Salon interviewed author Ellen E. Schultz, an investigative reporter for the Wall Street Journal, on her new book, “Retirement Heist,” which details the mechanisms that big companies have used to loot their own employee’s pensions and earned benefits. See: The Theft of the American Pension : Salon – Economics

From the looks of this interview, the book doesn’t go far enough. The theft of retirement savings is bigger than this, as the entire credit and mortgage scheme that collapsed the global economy was about siphoning pensions and global savings from their protected pools through fraudulently overrated and priced investments. Now politicians want to sell the idea that Social Security earned benefits are just another promise that must be broken. Don’t believe it!
Cash

Apparently, Moms really do carry their children in their hearts forever

Part of me forever

From the mouths of babes: The curious changes of Sarah Palin

Loss and love

On Loss and Love, and the pain…

Everyone you know is represented in your mind as a construction that you created through your perceptions and thoughts about them. They connect to many things: your memories of their name, face, shape, style.

But your loved ones are special. They are wrapped in your memories and dreams, awash in emotions and meaning. It’s an impossible stew to undo.

Faced with their loss, your mind must inform all of those connections. Pools of emotion are released. Sometimes they flood you, sometimes they trickle or steam, but they won’t be held back completely once the barriers that hold them are punctured.

Pain comes as your mind severs connections to your dreams. The lost one’s part in all the dreams evaporates. The connections that once reached out to them lie exposed and raw, stinging like any physical nerve would.

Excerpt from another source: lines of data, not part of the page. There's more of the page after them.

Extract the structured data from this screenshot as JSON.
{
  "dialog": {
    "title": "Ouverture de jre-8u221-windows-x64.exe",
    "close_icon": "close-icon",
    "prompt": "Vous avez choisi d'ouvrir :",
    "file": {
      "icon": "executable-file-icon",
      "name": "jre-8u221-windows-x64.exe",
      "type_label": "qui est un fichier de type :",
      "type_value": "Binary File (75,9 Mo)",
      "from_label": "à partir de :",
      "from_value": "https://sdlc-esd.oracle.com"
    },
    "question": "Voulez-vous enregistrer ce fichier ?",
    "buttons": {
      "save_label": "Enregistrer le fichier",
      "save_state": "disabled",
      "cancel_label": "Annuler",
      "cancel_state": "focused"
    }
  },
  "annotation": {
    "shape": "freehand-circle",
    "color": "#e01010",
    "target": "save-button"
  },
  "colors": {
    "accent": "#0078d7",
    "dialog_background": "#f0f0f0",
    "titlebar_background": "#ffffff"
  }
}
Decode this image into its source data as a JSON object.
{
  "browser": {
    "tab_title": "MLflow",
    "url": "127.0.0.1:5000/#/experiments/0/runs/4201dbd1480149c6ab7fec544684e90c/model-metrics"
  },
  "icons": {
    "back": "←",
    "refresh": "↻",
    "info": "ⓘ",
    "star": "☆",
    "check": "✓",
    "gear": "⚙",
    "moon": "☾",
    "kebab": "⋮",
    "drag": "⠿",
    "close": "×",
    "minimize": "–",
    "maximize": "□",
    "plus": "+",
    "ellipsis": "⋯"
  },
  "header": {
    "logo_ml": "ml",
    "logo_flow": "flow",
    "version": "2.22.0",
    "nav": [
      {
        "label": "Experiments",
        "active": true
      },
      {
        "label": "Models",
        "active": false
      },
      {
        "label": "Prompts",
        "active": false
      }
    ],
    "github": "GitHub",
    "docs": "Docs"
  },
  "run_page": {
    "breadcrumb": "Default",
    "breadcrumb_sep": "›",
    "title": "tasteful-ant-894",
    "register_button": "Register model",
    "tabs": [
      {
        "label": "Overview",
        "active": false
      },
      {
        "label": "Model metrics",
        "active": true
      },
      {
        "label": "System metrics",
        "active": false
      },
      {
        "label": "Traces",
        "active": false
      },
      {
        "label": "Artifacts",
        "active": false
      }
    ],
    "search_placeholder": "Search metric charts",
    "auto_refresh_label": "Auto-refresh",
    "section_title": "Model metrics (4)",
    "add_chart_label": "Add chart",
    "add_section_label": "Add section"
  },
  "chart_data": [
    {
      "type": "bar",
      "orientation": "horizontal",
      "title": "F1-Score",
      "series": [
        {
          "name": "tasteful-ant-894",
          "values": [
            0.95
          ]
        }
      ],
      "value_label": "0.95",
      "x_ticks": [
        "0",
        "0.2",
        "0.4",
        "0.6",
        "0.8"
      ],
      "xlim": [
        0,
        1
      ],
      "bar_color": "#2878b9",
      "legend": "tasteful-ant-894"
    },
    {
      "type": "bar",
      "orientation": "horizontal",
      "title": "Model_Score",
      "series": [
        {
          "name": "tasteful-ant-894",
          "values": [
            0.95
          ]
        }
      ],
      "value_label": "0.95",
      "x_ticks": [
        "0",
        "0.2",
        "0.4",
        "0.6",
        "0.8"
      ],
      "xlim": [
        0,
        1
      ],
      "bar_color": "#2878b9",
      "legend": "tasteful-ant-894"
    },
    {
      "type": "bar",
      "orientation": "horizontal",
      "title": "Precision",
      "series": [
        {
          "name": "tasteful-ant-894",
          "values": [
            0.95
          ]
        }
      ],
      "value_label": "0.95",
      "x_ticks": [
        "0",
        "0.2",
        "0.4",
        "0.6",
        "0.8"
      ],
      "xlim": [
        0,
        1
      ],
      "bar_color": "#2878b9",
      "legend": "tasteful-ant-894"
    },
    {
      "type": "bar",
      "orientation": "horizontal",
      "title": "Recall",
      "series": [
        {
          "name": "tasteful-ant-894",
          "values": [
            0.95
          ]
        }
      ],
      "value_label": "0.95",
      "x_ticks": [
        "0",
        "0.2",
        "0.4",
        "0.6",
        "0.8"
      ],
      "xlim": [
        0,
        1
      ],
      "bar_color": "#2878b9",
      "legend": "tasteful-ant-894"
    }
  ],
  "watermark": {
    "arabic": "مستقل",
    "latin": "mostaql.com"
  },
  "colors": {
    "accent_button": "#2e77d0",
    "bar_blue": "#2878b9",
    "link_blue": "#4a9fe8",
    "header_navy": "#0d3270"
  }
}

They ARE nerves. Feelings and perceptions flowed through them. Now they bathe in anguish.

Blessed are you if you still have other connections to other loved ones who can offer you comfort, extending lifelines that lift you up from drowning in the rushing tide of your loss. Blessed are you if you have nurtured loving connections to God.